■ Your assignment ■
Which lines of the listing hold the string "area"? Copy those lines.

————

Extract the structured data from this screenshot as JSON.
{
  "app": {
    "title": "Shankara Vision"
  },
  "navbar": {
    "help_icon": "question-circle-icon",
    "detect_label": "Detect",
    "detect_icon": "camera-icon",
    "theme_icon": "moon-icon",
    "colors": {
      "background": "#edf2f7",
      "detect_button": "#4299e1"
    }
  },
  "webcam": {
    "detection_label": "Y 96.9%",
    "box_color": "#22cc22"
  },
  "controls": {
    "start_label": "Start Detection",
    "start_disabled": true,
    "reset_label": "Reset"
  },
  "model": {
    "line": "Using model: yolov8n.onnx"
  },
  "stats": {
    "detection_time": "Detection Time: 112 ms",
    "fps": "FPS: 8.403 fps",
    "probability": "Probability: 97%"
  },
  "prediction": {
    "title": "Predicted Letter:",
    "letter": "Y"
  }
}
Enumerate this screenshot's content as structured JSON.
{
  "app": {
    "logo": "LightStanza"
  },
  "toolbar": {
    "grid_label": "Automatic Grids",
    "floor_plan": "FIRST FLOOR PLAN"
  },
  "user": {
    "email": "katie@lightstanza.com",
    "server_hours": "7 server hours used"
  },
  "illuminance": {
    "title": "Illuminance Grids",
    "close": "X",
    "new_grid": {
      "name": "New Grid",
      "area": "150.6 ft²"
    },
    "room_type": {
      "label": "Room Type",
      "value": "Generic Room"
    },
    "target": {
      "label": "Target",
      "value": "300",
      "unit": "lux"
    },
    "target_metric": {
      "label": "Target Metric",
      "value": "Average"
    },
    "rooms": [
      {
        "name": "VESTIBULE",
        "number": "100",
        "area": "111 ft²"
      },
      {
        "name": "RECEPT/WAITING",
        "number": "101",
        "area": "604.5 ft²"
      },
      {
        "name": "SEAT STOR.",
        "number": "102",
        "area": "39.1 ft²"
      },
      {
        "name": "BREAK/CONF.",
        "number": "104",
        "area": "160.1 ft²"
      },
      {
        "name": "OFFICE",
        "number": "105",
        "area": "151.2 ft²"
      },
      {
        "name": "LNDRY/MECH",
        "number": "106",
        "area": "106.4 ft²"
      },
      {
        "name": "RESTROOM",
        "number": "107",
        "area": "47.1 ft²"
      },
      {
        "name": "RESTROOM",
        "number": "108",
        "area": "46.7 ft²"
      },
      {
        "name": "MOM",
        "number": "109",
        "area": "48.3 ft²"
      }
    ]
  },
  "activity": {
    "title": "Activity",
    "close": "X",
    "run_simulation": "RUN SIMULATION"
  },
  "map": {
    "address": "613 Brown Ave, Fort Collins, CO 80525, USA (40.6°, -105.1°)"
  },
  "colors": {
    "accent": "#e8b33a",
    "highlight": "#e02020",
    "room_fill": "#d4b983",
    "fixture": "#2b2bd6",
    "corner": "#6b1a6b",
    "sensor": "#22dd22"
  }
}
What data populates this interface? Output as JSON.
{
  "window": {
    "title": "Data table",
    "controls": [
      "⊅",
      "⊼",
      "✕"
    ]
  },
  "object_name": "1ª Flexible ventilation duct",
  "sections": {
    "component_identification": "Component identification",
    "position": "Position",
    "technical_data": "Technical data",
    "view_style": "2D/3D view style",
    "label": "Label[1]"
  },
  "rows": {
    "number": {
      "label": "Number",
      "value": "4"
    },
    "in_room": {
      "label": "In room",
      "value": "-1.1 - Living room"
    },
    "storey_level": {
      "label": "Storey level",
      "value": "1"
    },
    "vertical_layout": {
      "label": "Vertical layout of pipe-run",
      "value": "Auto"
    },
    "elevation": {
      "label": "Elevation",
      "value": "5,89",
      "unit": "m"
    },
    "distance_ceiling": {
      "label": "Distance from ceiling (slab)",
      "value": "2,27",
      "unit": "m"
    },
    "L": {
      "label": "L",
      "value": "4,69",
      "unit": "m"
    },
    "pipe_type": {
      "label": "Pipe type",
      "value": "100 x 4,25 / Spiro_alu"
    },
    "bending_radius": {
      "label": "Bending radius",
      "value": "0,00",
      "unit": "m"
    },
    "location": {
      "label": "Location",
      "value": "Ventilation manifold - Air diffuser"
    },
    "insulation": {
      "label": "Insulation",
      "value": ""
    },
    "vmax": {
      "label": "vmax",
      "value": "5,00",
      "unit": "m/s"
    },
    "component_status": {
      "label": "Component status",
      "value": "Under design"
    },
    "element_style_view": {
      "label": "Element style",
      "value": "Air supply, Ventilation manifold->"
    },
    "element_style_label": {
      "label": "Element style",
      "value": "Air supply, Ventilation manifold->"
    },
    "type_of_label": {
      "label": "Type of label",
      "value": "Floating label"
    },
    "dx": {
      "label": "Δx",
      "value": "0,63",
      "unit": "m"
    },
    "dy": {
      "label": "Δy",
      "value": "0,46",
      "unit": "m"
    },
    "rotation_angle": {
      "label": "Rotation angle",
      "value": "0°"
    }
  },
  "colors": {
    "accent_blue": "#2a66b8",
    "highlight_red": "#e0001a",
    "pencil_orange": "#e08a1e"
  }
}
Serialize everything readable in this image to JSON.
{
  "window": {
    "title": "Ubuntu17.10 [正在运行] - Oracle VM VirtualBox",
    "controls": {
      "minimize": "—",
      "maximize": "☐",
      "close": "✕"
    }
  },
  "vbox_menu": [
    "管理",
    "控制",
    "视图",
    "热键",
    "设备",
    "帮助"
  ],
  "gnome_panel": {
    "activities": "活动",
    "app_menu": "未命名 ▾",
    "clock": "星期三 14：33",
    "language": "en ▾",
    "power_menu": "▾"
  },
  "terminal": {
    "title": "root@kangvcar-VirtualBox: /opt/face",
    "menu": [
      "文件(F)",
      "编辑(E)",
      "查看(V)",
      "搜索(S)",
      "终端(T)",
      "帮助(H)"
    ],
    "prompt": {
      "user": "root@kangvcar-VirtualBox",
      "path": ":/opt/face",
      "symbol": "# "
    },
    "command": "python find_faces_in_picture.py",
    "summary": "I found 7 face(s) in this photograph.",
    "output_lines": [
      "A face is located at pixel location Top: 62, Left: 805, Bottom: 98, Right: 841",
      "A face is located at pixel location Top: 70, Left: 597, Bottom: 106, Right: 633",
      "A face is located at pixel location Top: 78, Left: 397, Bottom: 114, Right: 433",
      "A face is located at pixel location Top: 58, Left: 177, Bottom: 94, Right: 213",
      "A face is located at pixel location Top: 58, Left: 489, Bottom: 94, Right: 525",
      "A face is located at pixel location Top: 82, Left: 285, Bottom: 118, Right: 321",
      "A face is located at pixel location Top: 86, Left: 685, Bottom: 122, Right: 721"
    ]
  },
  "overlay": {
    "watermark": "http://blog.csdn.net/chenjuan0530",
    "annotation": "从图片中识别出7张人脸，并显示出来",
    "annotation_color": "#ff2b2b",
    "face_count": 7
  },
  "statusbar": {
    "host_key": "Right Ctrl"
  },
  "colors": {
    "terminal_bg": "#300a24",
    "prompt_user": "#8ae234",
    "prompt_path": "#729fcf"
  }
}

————

■ Completed exercise ■
      "area": "150.6 ft²"
        "area": "111 ft²"
        "area": "604.5 ft²"
        "area": "39.1 ft²"
        "area": "160.1 ft²"
        "area": "151.2 ft²"
        "area": "106.4 ft²"
        "area": "47.1 ft²"
        "area": "46.7 ft²"
        "area": "48.3 ft²"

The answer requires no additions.